In this month’s edition of the Pensions E-Bulletin, we consider how members can protect pension savings over £1.5 million when the lifetime allowance reduces to this level from £1.8 million in April 2012. We also look at the change in the definition of “money purchase benefits” to address the implications of the Bridge Trustees case and the impact that the increase in the state pension age may have on schemes which provide bridging pensions.

Fixed protection

The lifetime allowance, which is the maximum amount of tax privileged pension savings that a member can build up over his lifetime, will reduce from £1.8 million to £1.5 million with effect from 6 April 2012. Individuals who think their total pension savings may exceed £1.5 million and wish to protect this amount (up to a maximum of £1.8 million) can apply to HM Revenue & Customs for “fixed protection” by 6 April 2012. Without fixed protection, benefits in excess of the lifetime allowance will be subject to a 55% tax charge if taken as a lump sum or 25% if taken as pension income.

Anyone who has pension savings in a registered pension scheme and does not already have either primary or enhanced protection can apply for fixed protection. There is no requirement for a member to have already built up benefits in excess of £1.5 million to be able to apply. The question is whether the individual anticipates that his pension savings will exceed that level when he comes to take payment of his benefits. If this is the case, fixed protection may be appropriate.

If fixed protection is granted, the member will not be able to start a new pension arrangement, or build up any more pension benefits, and will be subject to restrictions on where and how he can transfer benefits. If any of these conditions are breached then the member will lose his fixed protection.

Although the deadline for a fixed protection application is 6 April 2012, members should ensure that they notify their scheme administrator (or employer) that they wish to stop active membership sufficiently in advance of that time to ensure that their benefit accrual and contributions under the scheme cease before 6 April 2012. Otherwise, the conditions of fixed protection will be breached and the member will not be able to rely on it for protection of a higher lifetime allowance.

Change in definition of “money purchase benefits”

In our August E-Bulletin, we reported on the Bridge Trustees case, which ruled that it was not necessary for a scheme’s assets to be the same as its liabilities in order to qualify as a money purchase scheme. The Government has reacted against this decision and it has just introduced a revised definition of “money purchase benefits” which will reverse the effect of the Bridge Trustees case. Under the new definition, which appears in the Pensions Act 2011 and will have retrospective effect to 1 January 1997, a benefit is “money purchase”:

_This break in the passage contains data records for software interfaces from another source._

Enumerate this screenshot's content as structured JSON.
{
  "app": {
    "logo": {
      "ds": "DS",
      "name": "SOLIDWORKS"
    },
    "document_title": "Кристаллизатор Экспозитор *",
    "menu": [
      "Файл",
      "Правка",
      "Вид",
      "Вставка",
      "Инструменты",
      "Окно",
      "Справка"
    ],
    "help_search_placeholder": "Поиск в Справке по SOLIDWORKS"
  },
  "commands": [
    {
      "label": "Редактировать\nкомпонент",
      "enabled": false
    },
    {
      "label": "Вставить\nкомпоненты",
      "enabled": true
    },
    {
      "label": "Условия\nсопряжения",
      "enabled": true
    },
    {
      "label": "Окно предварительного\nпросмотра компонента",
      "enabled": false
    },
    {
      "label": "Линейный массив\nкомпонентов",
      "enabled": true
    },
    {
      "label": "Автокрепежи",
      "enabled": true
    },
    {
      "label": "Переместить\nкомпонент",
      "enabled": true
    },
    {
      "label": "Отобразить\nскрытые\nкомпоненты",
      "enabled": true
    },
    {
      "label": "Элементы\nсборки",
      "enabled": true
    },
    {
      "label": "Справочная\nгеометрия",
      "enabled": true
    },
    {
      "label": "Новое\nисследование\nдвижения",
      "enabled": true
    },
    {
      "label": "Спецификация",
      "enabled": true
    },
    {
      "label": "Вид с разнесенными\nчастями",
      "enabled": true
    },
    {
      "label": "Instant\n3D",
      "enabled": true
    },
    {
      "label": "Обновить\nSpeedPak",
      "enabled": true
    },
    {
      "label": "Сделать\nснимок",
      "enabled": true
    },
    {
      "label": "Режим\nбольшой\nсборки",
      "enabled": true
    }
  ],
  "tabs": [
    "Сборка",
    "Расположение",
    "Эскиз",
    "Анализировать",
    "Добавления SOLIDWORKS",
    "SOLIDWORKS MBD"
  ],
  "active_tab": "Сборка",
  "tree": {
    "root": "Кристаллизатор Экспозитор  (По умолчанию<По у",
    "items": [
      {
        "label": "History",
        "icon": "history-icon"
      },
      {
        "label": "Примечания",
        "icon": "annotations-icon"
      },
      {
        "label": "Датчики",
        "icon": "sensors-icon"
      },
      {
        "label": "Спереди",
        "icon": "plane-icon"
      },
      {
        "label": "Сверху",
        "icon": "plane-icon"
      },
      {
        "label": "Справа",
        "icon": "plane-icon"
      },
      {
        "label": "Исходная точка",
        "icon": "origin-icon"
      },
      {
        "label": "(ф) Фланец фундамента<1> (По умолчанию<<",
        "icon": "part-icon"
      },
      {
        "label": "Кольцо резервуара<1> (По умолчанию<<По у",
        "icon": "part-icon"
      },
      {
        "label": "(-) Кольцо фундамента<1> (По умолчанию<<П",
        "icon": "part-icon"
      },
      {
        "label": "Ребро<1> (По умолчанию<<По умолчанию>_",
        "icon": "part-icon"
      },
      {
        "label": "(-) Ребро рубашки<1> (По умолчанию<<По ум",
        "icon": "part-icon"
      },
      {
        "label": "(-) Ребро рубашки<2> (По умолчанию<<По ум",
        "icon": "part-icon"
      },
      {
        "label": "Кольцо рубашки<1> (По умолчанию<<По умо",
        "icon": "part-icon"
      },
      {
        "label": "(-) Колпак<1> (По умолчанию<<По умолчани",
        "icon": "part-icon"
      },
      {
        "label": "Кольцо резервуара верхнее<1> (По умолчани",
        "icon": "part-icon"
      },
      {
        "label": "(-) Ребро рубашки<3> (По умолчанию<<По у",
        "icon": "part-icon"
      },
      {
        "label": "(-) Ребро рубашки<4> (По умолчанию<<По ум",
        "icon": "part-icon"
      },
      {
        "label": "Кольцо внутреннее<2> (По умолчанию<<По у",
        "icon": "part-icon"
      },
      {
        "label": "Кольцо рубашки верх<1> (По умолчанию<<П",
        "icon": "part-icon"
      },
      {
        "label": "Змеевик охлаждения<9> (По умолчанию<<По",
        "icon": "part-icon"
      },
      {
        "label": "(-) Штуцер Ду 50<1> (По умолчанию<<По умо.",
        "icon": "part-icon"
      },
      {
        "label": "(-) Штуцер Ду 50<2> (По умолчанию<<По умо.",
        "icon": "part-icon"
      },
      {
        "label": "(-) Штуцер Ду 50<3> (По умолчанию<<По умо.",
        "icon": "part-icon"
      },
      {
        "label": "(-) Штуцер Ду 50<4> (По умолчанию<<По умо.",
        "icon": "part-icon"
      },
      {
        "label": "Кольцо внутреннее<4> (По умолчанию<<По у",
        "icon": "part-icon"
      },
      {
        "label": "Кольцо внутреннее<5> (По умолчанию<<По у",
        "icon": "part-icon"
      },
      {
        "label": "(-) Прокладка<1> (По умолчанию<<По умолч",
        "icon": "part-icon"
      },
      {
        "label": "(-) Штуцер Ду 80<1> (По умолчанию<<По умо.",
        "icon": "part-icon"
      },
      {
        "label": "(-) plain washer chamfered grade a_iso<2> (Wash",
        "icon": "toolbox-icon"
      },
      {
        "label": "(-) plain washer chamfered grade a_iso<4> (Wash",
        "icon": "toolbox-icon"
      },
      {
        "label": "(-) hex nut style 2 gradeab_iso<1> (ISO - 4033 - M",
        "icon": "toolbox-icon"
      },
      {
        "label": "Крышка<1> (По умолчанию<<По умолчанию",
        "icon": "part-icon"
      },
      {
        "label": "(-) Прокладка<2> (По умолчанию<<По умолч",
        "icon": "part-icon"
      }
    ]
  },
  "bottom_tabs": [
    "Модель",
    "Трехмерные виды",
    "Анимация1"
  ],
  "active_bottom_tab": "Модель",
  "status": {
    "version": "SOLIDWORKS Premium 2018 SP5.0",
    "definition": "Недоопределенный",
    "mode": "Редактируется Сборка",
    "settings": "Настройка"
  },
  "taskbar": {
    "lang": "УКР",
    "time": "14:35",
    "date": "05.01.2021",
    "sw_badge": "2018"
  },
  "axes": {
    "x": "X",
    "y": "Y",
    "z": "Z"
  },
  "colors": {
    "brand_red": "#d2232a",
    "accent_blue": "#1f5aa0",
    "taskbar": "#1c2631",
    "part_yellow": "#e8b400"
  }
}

  • ”if its rate or amount is calculated solely by reference to assets which (because of the nature of the calculation) must necessarily suffice for the purposes of its provision to a member”; and
  • in the case of a pension in payment, “if its provision to or in respect of the member is secured by an annuity contract or insurance policy made or taken out with an insurer”.

The new definition makes it clear that benefits cannot be regarded as money purchase where it is possible for a funding deficit to arise in respect of those benefits.

The revised definition is not yet in force and the Government intends to consult on regulations making consequential and transitional changes in the near future. This will give an opportunity for concerns to be raised about the impact of the new definition. However, unless radical exemptions are introduced by these regulations, there is likely to be a significant impact for schemes which are essentially money purchase but which have some kind of benefit underpin, investment guarantee or offer internal annuitisation. Such schemes will no longer qualify as money purchase and are likely to find themselves subject to all the pensions legislation originally designed for defined benefit schemes, such as that relating to scheme funding, the Pensions Protection Fund (including the requirement to pay a PPF levy) and section 75 employer debts. While this legislation offers important protection for members, the compliance aspects will be an unwelcome and costly new burden for many schemes.

Bridging pensions

Some schemes provide for an additional amount of pension (known as a “bridging pension”) to be paid to members whose pension comes into payment prior to state pension age, with the aim of ensuring that the total pension from the scheme and from the State remains reasonably constant throughout retirement. When the member reaches state pension age, pension benefits are reduced by the amount of the state pension received.

In order to qualify as an authorised “scheme pension” (and therefore avoid being subject to an unauthorised payments tax charge), a pension must not be capable of being reduced year on year. Certain exemptions to this requirement apply, including where the reduction applies to a bridging pension. However, this exemption only applies where the reduction takes place between age 60 and 65. With the planned increases in the state pension age beyond age 65, the continued payment of a bridging pension beyond age 65 would, under the legislation in its current form, result in the member’s pension being subject to an unauthorised payments tax charge.

The Department for Work and Pensions has confirmed that it is reviewing the upper age limit of 65 for the payment of bridging pensions. Hopefully, amending legislation will be introduced in good time to allow the continued payment of bridging pensions up to the revised state pension ages as and when these come into force.